California Court of Appeals, Fourth District, First Division
of opinion (3 Cal.App.5th 568,___Cal.Rptr.3d __), upon denial
read and considered San Diegans for Open Government's
(SDOG) petition for rehearing. We deny the petition.
petition, SDOG claims that a rehearing is warranted because
our opinion in the instant matter was grounded on two
"irrelevant"' statutes. Revenue and Taxation
Code sections 19719 and 23301 (statutory references are to
this code unless otherwise specified). We disagree. Our
holding in City of San Diego v. San Diegans for Open
Government (Sept. 22, 2016) 2016 Cal.App.LEXIS 783 was not
contingent on a finding that SDOG and/or its attorney, the
Briggs Law Corporation (BLC), committed a criminal act.
Instead, we determined that a suspended corporation may not
recover attorney fees under Code of Civil Procedure section
1021.5 when the corporation filed an answer in a validation
action while both it and its attorney knew it was suspended.
petition for rehearing, SDOG, for the first time, directly
addresses the City of San Diego's (City) argument that
BLC engaged in criminal activity in violation of section
19719. SDOG acknowledges that the City raised this issue in
the superior court, but "SDOG stayed on point and did
not respond to the inflammatory allegations of criminal
misconduct." In other words. SDOG did not feel compelled
to provide any defense for its actions or those of its
attorney despite being accused of criminal activity.
the allegations of criminal activity did not end with the
City's arguments in the superior court. In its notice of
ruling and statement of reasons, the superior court explained
why it was "greatly concerned" by BLC's actions
in representing SDOG in the underlying litigation,
specifically referring to BLC's "litigation
misconduct" as "at best, an ethical lapse, and, at
worst, criminal behavior." And in its opening brief, the
City again cited to section 19719 and argued BLC

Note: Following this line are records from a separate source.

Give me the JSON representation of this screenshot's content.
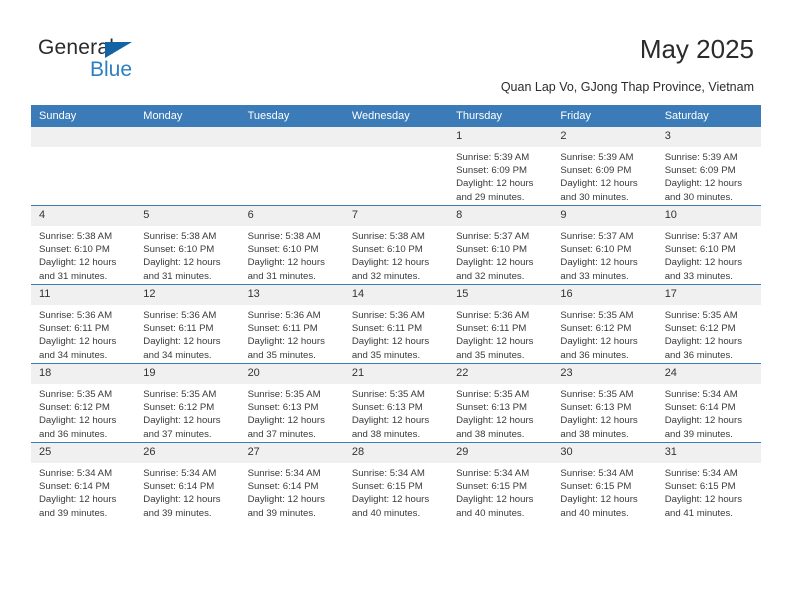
{
  "brand": {
    "name_dark": "General",
    "name_blue": "Blue",
    "accent_blue": "#2e7fc1",
    "triangle_blue": "#1464a5"
  },
  "header": {
    "title": "May 2025",
    "subtitle": "Quan Lap Vo, GJong Thap Province, Vietnam"
  },
  "calendar": {
    "header_bg": "#3b7cb8",
    "daynum_bg": "#f0f0f0",
    "weekdays": [
      "Sunday",
      "Monday",
      "Tuesday",
      "Wednesday",
      "Thursday",
      "Friday",
      "Saturday"
    ],
    "weeks": [
      [
        {
          "day": "",
          "sunrise": "",
          "sunset": "",
          "daylight1": "",
          "daylight2": ""
        },
        {
          "day": "",
          "sunrise": "",
          "sunset": "",
          "daylight1": "",
          "daylight2": ""
        },
        {
          "day": "",
          "sunrise": "",
          "sunset": "",
          "daylight1": "",
          "daylight2": ""
        },
        {
          "day": "",
          "sunrise": "",
          "sunset": "",
          "daylight1": "",
          "daylight2": ""
        },
        {
          "day": "1",
          "sunrise": "Sunrise: 5:39 AM",
          "sunset": "Sunset: 6:09 PM",
          "daylight1": "Daylight: 12 hours",
          "daylight2": "and 29 minutes."
        },
        {
          "day": "2",
          "sunrise": "Sunrise: 5:39 AM",
          "sunset": "Sunset: 6:09 PM",
          "daylight1": "Daylight: 12 hours",
          "daylight2": "and 30 minutes."
        },
        {
          "day": "3",
          "sunrise": "Sunrise: 5:39 AM",
          "sunset": "Sunset: 6:09 PM",
          "daylight1": "Daylight: 12 hours",
          "daylight2": "and 30 minutes."
        }
      ],
      [
        {
          "day": "4",
          "sunrise": "Sunrise: 5:38 AM",
          "sunset": "Sunset: 6:10 PM",
          "daylight1": "Daylight: 12 hours",
          "daylight2": "and 31 minutes."
        },
        {
          "day": "5",
          "sunrise": "Sunrise: 5:38 AM",
          "sunset": "Sunset: 6:10 PM",
          "daylight1": "Daylight: 12 hours",
          "daylight2": "and 31 minutes."
        },
        {
          "day": "6",
          "sunrise": "Sunrise: 5:38 AM",
          "sunset": "Sunset: 6:10 PM",
          "daylight1": "Daylight: 12 hours",
          "daylight2": "and 31 minutes."
        },
        {
          "day": "7",
          "sunrise": "Sunrise: 5:38 AM",
          "sunset": "Sunset: 6:10 PM",
          "daylight1": "Daylight: 12 hours",
          "daylight2": "and 32 minutes."
        },
        {
          "day": "8",
          "sunrise": "Sunrise: 5:37 AM",
          "sunset": "Sunset: 6:10 PM",
          "daylight1": "Daylight: 12 hours",
          "daylight2": "and 32 minutes."
        },
        {
          "day": "9",
          "sunrise": "Sunrise: 5:37 AM",
          "sunset": "Sunset: 6:10 PM",
          "daylight1": "Daylight: 12 hours",
          "daylight2": "and 33 minutes."
        },
        {
          "day": "10",
          "sunrise": "Sunrise: 5:37 AM",
          "sunset": "Sunset: 6:10 PM",
          "daylight1": "Daylight: 12 hours",
          "daylight2": "and 33 minutes."
        }
      ],
      [
        {
          "day": "11",
          "sunrise": "Sunrise: 5:36 AM",
          "sunset": "Sunset: 6:11 PM",
          "daylight1": "Daylight: 12 hours",
          "daylight2": "and 34 minutes."
        },
        {
          "day": "12",
          "sunrise": "Sunrise: 5:36 AM",
          "sunset": "Sunset: 6:11 PM",
          "daylight1": "Daylight: 12 hours",
          "daylight2": "and 34 minutes."
        },
        {
          "day": "13",
          "sunrise": "Sunrise: 5:36 AM",
          "sunset": "Sunset: 6:11 PM",
          "daylight1": "Daylight: 12 hours",
          "daylight2": "and 35 minutes."
        },
        {
          "day": "14",
          "sunrise": "Sunrise: 5:36 AM",
          "sunset": "Sunset: 6:11 PM",
          "daylight1": "Daylight: 12 hours",
          "daylight2": "and 35 minutes."
        },
        {
          "day": "15",
          "sunrise": "Sunrise: 5:36 AM",
          "sunset": "Sunset: 6:11 PM",
          "daylight1": "Daylight: 12 hours",
          "daylight2": "and 35 minutes."
        },
        {
          "day": "16",
          "sunrise": "Sunrise: 5:35 AM",
          "sunset": "Sunset: 6:12 PM",
          "daylight1": "Daylight: 12 hours",
          "daylight2": "and 36 minutes."
        },
        {
          "day": "17",
          "sunrise": "Sunrise: 5:35 AM",
          "sunset": "Sunset: 6:12 PM",
          "daylight1": "Daylight: 12 hours",
          "daylight2": "and 36 minutes."
        }
      ],
      [
        {
          "day": "18",
          "sunrise": "Sunrise: 5:35 AM",
          "sunset": "Sunset: 6:12 PM",
          "daylight1": "Daylight: 12 hours",
          "daylight2": "and 36 minutes."
        },
        {
          "day": "19",
          "sunrise": "Sunrise: 5:35 AM",
          "sunset": "Sunset: 6:12 PM",
          "daylight1": "Daylight: 12 hours",
          "daylight2": "and 37 minutes."
        },
        {
          "day": "20",
          "sunrise": "Sunrise: 5:35 AM",
          "sunset": "Sunset: 6:13 PM",
          "daylight1": "Daylight: 12 hours",
          "daylight2": "and 37 minutes."
        },
        {
          "day": "21",
          "sunrise": "Sunrise: 5:35 AM",
          "sunset": "Sunset: 6:13 PM",
          "daylight1": "Daylight: 12 hours",
          "daylight2": "and 38 minutes."
        },
        {
          "day": "22",
          "sunrise": "Sunrise: 5:35 AM",
          "sunset": "Sunset: 6:13 PM",
          "daylight1": "Daylight: 12 hours",
          "daylight2": "and 38 minutes."
        },
        {
          "day": "23",
          "sunrise": "Sunrise: 5:35 AM",
          "sunset": "Sunset: 6:13 PM",
          "daylight1": "Daylight: 12 hours",
          "daylight2": "and 38 minutes."
        },
        {
          "day": "24",
          "sunrise": "Sunrise: 5:34 AM",
          "sunset": "Sunset: 6:14 PM",
          "daylight1": "Daylight: 12 hours",
          "daylight2": "and 39 minutes."
        }
      ],
      [
        {
          "day": "25",
          "sunrise": "Sunrise: 5:34 AM",
          "sunset": "Sunset: 6:14 PM",
          "daylight1": "Daylight: 12 hours",
          "daylight2": "and 39 minutes."
        },
        {
          "day": "26",
          "sunrise": "Sunrise: 5:34 AM",
          "sunset": "Sunset: 6:14 PM",
          "daylight1": "Daylight: 12 hours",
          "daylight2": "and 39 minutes."
        },
        {
          "day": "27",
          "sunrise": "Sunrise: 5:34 AM",
          "sunset": "Sunset: 6:14 PM",
          "daylight1": "Daylight: 12 hours",
          "daylight2": "and 39 minutes."
        },
        {
          "day": "28",
          "sunrise": "Sunrise: 5:34 AM",
          "sunset": "Sunset: 6:15 PM",
          "daylight1": "Daylight: 12 hours",
          "daylight2": "and 40 minutes."
        },
        {
          "day": "29",
          "sunrise": "Sunrise: 5:34 AM",
          "sunset": "Sunset: 6:15 PM",
          "daylight1": "Daylight: 12 hours",
          "daylight2": "and 40 minutes."
        },
        {
          "day": "30",
          "sunrise": "Sunrise: 5:34 AM",
          "sunset": "Sunset: 6:15 PM",
          "daylight1": "Daylight: 12 hours",
          "daylight2": "and 40 minutes."
        },
        {
          "day": "31",
          "sunrise": "Sunrise: 5:34 AM",
          "sunset": "Sunset: 6:15 PM",
          "daylight1": "Daylight: 12 hours",
          "daylight2": "and 41 minutes."
        }
      ]
    ]
  }
}
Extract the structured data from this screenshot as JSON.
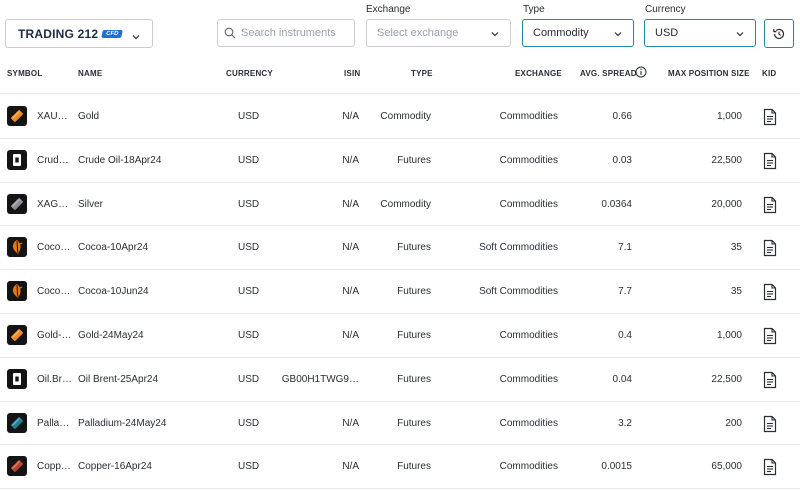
{
  "brand": {
    "logo_text": "TRADING 212",
    "badge": "CFD"
  },
  "search": {
    "placeholder": "Search instruments"
  },
  "filters": {
    "exchange": {
      "label": "Exchange",
      "placeholder": "Select exchange"
    },
    "type": {
      "label": "Type",
      "value": "Commodity"
    },
    "currency": {
      "label": "Currency",
      "value": "USD"
    }
  },
  "columns": {
    "symbol": "SYMBOL",
    "name": "NAME",
    "currency": "CURRENCY",
    "isin": "ISIN",
    "type": "TYPE",
    "exchange": "EXCHANGE",
    "spread": "AVG. SPREAD",
    "maxpos": "MAX POSITION SIZE",
    "kid": "KID"
  },
  "rows": [
    {
      "symbol": "XAUUS…",
      "name": "Gold",
      "currency": "USD",
      "isin": "N/A",
      "type": "Commodity",
      "exchange": "Commodities",
      "spread": "0.66",
      "maxpos": "1,000",
      "icon": "gold-bar-icon"
    },
    {
      "symbol": "Crude…",
      "name": "Crude Oil-18Apr24",
      "currency": "USD",
      "isin": "N/A",
      "type": "Futures",
      "exchange": "Commodities",
      "spread": "0.03",
      "maxpos": "22,500",
      "icon": "oil-barrel-icon"
    },
    {
      "symbol": "XAGU…",
      "name": "Silver",
      "currency": "USD",
      "isin": "N/A",
      "type": "Commodity",
      "exchange": "Commodities",
      "spread": "0.0364",
      "maxpos": "20,000",
      "icon": "silver-bar-icon"
    },
    {
      "symbol": "Coco…",
      "name": "Cocoa-10Apr24",
      "currency": "USD",
      "isin": "N/A",
      "type": "Futures",
      "exchange": "Soft Commodities",
      "spread": "7.1",
      "maxpos": "35",
      "icon": "cocoa-icon"
    },
    {
      "symbol": "Coco…",
      "name": "Cocoa-10Jun24",
      "currency": "USD",
      "isin": "N/A",
      "type": "Futures",
      "exchange": "Soft Commodities",
      "spread": "7.7",
      "maxpos": "35",
      "icon": "cocoa-icon"
    },
    {
      "symbol": "Gold-…",
      "name": "Gold-24May24",
      "currency": "USD",
      "isin": "N/A",
      "type": "Futures",
      "exchange": "Commodities",
      "spread": "0.4",
      "maxpos": "1,000",
      "icon": "gold-bar-icon"
    },
    {
      "symbol": "Oil.Bre…",
      "name": "Oil Brent-25Apr24",
      "currency": "USD",
      "isin": "GB00H1TWG9…",
      "type": "Futures",
      "exchange": "Commodities",
      "spread": "0.04",
      "maxpos": "22,500",
      "icon": "oil-barrel-icon"
    },
    {
      "symbol": "Pallad…",
      "name": "Palladium-24May24",
      "currency": "USD",
      "isin": "N/A",
      "type": "Futures",
      "exchange": "Commodities",
      "spread": "3.2",
      "maxpos": "200",
      "icon": "palladium-bar-icon"
    },
    {
      "symbol": "Copp…",
      "name": "Copper-16Apr24",
      "currency": "USD",
      "isin": "N/A",
      "type": "Futures",
      "exchange": "Commodities",
      "spread": "0.0015",
      "maxpos": "65,000",
      "icon": "copper-bar-icon"
    }
  ],
  "colors": {
    "accent": "#1e8a9e",
    "gold": "#f08a1c",
    "silver": "#8a8d93",
    "palladium": "#1f7f8e",
    "copper": "#b5432a",
    "cocoa": "#e07a18"
  }
}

"participated in the litigation knowing they faced the
risk of potential and criminal liability." Nevertheless.
SDOG did not argue in its respondent's brief that it did
not commit any crime. At most.
SDOG offered a passing argument that it was not suspended for
a failure to pay taxes. It did not discuss section 19719 or
otherwise contend that BLC did not violate that statute.
observe that not only did SDOG and BLC previously fail to
argue that their actions were not criminal, they offered no
explanation or justification for their actions. They did not
do so in the superior court. They did not do so in this
court. Now, as part of the petition for rehearing, SDOG
insists that it is entitled to yet another opportunity
"to establish facts to explain its actions." Not
so. SDOG was given multiple opportunities to explain its
actions. It made the strategic decision not to do so. Merely
because SDOG's strategy did not ultimately prove
successful does not compel this court to provide SDOG with
another bite of the proverbial apple.
short, it is clear that when SDOG filed an answer in the
validation action, both SDOG and its attorney knew SDOG was
suspended. It is undisputed that SDOG was not revived until
after the time lapsed by which an interested party had to
file an answer in the validation action. As such, we
determined that SDOG could not recover attorney fees under
Code of Civil Procedure section 1021.5. Nothing raised in the
petition for rehearing changes this conclusion.
said, this court reached no conclusion that SDOG or BLC
committed a crime. We merely cited to what the superior court
stated in its notice of ruling and statement of reasons that
BLC's conduct could be criminal (a statement SDOG did not
challenge until now). As SDOG insists in its petition for
rehearing that neither it nor BLC have engaged in any
criminal activity by appearing in the underlying litigation
and such a finding is immaterial to our conclusion, in an
abundance of caution, we will slightly modify our opinion.
opinion filed on September 22, 2016 is modified as follows:
11, a footnote is added after the citation to Revenue and
Taxation Code section 23301 within the quotation from
Center for Self-Improvement & Community Development
v. Lennar Corp. (2009) 173 Cal.App.4th 1543, 1552 [94
Cal.Rptr.3d 74] [3 Cal.App.5th 577, advance report, last
par., line 7], as follows: Similarly, a domestic corporation
that has failed to file a tax return also may be suspended.
(Rev. & Tax. Code, § 23301.5.)
11, second paragraph, the second sentence [3 Cal.App.5th 578,
advance report, 1st full par., line 4] is modified to read:
Additionally, BLC's explicit approval of SDOG's
appearance and representation of SDOG was, as ...